What you will do
Copy every record below exactly.

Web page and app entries
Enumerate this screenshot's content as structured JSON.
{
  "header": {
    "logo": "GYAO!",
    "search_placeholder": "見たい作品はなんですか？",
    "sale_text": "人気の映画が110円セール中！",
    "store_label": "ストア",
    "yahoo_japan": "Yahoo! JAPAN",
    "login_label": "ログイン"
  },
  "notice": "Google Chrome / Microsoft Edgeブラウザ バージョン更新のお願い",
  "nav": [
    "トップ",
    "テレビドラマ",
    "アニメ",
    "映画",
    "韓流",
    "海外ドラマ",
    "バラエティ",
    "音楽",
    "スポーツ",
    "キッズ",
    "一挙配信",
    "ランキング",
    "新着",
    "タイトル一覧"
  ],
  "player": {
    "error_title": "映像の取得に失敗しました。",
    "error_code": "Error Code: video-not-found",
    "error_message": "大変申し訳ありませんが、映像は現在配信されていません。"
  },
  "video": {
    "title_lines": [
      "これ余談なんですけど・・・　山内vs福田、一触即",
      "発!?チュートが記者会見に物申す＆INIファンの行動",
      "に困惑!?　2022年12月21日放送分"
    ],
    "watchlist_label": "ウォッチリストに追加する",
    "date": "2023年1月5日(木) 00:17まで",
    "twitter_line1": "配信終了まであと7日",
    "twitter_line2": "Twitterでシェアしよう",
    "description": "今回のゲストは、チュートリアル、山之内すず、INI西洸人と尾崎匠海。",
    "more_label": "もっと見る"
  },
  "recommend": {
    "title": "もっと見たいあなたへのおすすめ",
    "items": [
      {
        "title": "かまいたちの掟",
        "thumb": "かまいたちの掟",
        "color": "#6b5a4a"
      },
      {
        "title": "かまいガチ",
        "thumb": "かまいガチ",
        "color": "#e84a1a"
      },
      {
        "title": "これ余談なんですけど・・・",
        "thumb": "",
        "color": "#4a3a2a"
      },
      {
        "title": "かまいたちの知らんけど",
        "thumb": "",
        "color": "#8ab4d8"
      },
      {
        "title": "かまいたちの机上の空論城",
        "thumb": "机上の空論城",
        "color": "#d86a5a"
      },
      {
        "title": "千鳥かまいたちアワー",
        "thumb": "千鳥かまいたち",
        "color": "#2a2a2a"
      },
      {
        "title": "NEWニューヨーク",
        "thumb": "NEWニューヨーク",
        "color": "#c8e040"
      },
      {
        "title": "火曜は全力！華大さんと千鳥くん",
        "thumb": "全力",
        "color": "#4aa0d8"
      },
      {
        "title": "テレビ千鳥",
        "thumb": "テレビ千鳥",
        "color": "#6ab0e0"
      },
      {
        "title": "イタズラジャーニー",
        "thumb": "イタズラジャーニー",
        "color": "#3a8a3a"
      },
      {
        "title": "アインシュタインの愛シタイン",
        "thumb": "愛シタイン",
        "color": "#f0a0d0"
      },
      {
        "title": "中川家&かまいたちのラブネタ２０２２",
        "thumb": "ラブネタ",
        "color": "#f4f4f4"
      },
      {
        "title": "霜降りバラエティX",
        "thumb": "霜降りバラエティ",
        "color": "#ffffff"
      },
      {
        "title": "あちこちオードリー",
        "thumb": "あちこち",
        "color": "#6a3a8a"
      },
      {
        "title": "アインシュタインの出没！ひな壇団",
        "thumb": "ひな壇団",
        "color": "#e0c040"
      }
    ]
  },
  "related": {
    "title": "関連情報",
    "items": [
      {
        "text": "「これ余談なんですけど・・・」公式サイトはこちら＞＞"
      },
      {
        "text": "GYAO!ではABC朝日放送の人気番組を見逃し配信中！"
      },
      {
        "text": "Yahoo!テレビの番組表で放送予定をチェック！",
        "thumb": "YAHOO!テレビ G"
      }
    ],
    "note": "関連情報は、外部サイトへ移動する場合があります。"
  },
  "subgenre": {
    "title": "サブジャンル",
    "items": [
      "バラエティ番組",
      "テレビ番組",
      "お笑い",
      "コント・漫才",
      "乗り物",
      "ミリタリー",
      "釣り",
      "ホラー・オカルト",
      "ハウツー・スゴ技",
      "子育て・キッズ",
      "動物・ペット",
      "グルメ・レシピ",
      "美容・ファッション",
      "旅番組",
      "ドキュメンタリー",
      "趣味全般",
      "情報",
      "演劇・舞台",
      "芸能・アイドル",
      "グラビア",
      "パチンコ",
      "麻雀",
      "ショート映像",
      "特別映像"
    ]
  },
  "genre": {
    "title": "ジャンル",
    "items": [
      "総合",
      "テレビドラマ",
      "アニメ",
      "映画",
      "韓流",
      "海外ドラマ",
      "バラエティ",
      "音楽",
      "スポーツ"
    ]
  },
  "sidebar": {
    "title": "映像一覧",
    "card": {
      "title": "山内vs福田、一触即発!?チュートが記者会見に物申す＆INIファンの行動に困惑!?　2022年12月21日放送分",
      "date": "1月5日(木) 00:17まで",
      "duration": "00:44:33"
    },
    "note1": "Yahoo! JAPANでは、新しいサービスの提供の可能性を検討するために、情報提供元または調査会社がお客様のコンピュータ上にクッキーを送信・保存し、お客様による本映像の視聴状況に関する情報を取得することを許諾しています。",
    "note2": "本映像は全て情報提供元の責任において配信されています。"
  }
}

Reply
Enumerate this screenshot's content as structured JSON.
{
  "header": {
    "logo": "GYAO!",
    "search_placeholder": "見たい作品はなんですか？",
    "sale_text": "人気の映画が110円セール中！",
    "store_label": "ストア",
    "yahoo_japan": "Yahoo! JAPAN",
    "login_label": "ログイン"
  },
  "notice": "Google Chrome / Microsoft Edgeブラウザ バージョン更新のお願い",
  "nav": [
    "トップ",
    "テレビドラマ",
    "アニメ",
    "映画",
    "韓流",
    "海外ドラマ",
    "バラエティ",
    "音楽",
    "スポーツ",
    "キッズ",
    "一挙配信",
    "ランキング",
    "新着",
    "タイトル一覧"
  ],
  "player": {
    "error_title": "映像の取得に失敗しました。",
    "error_code": "Error Code: video-not-found",
    "error_message": "大変申し訳ありませんが、映像は現在配信されていません。"
  },
  "video": {
    "title_lines": [
      "これ余談なんですけど・・・　山内vs福田、一触即",
      "発!?チュートが記者会見に物申す＆INIファンの行動",
      "に困惑!?　2022年12月21日放送分"
    ],
    "watchlist_label": "ウォッチリストに追加する",
    "date": "2023年1月5日(木) 00:17まで",
    "twitter_line1": "配信終了まであと7日",
    "twitter_line2": "Twitterでシェアしよう",
    "description": "今回のゲストは、チュートリアル、山之内すず、INI西洸人と尾崎匠海。",
    "more_label": "もっと見る"
  },
  "recommend": {
    "title": "もっと見たいあなたへのおすすめ",
    "items": [
      {
        "title": "かまいたちの掟",
        "thumb": "かまいたちの掟",
        "color": "#6b5a4a"
      },
      {
        "title": "かまいガチ",
        "thumb": "かまいガチ",
        "color": "#e84a1a"
      },
      {
        "title": "これ余談なんですけど・・・",
        "thumb": "",
        "color": "#4a3a2a"
      },
      {
        "title": "かまいたちの知らんけど",
        "thumb": "",
        "color": "#8ab4d8"
      },
      {
        "title": "かまいたちの机上の空論城",
        "thumb": "机上の空論城",
        "color": "#d86a5a"
      },
      {
        "title": "千鳥かまいたちアワー",
        "thumb": "千鳥かまいたち",
        "color": "#2a2a2a"
      },
      {
        "title": "NEWニューヨーク",
        "thumb": "NEWニューヨーク",
        "color": "#c8e040"
      },
      {
        "title": "火曜は全力！華大さんと千鳥くん",
        "thumb": "全力",
        "color": "#4aa0d8"
      },
      {
        "title": "テレビ千鳥",
        "thumb": "テレビ千鳥",
        "color": "#6ab0e0"
      },
      {
        "title": "イタズラジャーニー",
        "thumb": "イタズラジャーニー",
        "color": "#3a8a3a"
      },
      {
        "title": "アインシュタインの愛シタイン",
        "thumb": "愛シタイン",
        "color": "#f0a0d0"
      },
      {
        "title": "中川家&かまいたちのラブネタ２０２２",
        "thumb": "ラブネタ",
        "color": "#f4f4f4"
      },
      {
        "title": "霜降りバラエティX",
        "thumb": "霜降りバラエティ",
        "color": "#ffffff"
      },
      {
        "title": "あちこちオードリー",
        "thumb": "あちこち",
        "color": "#6a3a8a"
      },
      {
        "title": "アインシュタインの出没！ひな壇団",
        "thumb": "ひな壇団",
        "color": "#e0c040"
      }
    ]
  },
  "related": {
    "title": "関連情報",
    "items": [
      {
        "text": "「これ余談なんですけど・・・」公式サイトはこちら＞＞"
      },
      {
        "text": "GYAO!ではABC朝日放送の人気番組を見逃し配信中！"
      },
      {
        "text": "Yahoo!テレビの番組表で放送予定をチェック！",
        "thumb": "YAHOO!テレビ G"
      }
    ],
    "note": "関連情報は、外部サイトへ移動する場合があります。"
  },
  "subgenre": {
    "title": "サブジャンル",
    "items": [
      "バラエティ番組",
      "テレビ番組",
      "お笑い",
      "コント・漫才",
      "乗り物",
      "ミリタリー",
      "釣り",
      "ホラー・オカルト",
      "ハウツー・スゴ技",
      "子育て・キッズ",
      "動物・ペット",
      "グルメ・レシピ",
      "美容・ファッション",
      "旅番組",
      "ドキュメンタリー",
      "趣味全般",
      "情報",
      "演劇・舞台",
      "芸能・アイドル",
      "グラビア",
      "パチンコ",
      "麻雀",
      "ショート映像",
      "特別映像"
    ]
  },
  "genre": {
    "title": "ジャンル",
    "items": [
      "総合",
      "テレビドラマ",
      "アニメ",
      "映画",
      "韓流",
      "海外ドラマ",
      "バラエティ",
      "音楽",
      "スポーツ"
    ]
  },
  "sidebar": {
    "title": "映像一覧",
    "card": {
      "title": "山内vs福田、一触即発!?チュートが記者会見に物申す＆INIファンの行動に困惑!?　2022年12月21日放送分",
      "date": "1月5日(木) 00:17まで",
      "duration": "00:44:33"
    },
    "note1": "Yahoo! JAPANでは、新しいサービスの提供の可能性を検討するために、情報提供元または調査会社がお客様のコンピュータ上にクッキーを送信・保存し、お客様による本映像の視聴状況に関する情報を取得することを許諾しています。",
    "note2": "本映像は全て情報提供元の責任において配信されています。"
  }
}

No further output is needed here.